We cannot speculate about the cause of death at this stage, but her body had been heavily predated. Her remains have been sent for post mortem and we are anxiously waiting for the results.

This case highlights the potential hardship hen harriers face trying to survive alone when newly fledged from the nest, whether that is difficulty finding food or avoiding adverse weather, predation or illegal persecution. Any hen harrier making it to adulthood to breed is a feat of endurance.

Luckily in this case, we had the technology in place to allow us to find Hetty and investigate the reasons for death. We will share the results in due course.

We’d like to thank Lesley Cowin who named the bird in memory of her late father Sydney Cowin who bequeathed an amount of money to the local charitable trust, the Society for the Preservation of the Manx Countryside (SPMC) which part funded the costs of the satellite tagging procedure, and we hope we can work with Manx Birdlife again next year.

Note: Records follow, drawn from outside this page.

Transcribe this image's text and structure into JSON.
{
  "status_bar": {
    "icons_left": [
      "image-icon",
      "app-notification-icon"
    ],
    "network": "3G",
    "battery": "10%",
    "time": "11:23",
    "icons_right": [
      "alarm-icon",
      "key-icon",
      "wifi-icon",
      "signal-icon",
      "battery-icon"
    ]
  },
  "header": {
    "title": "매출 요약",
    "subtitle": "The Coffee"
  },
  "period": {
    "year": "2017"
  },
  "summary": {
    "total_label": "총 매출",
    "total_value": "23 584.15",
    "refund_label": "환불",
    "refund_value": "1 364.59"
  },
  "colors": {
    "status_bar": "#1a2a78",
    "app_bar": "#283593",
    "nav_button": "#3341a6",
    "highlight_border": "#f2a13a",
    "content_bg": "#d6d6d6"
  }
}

We’d hoped to feature Hetty’s movements on the LIFE Project website, alongside some other birds tagged this year. This has been delayed because we have been waiting for the birds to move away from the areas where their nests were. We think we should be good to go in a couple of weeks, and we look forward to sharing the travels of these fantastic birds. Watch this space…!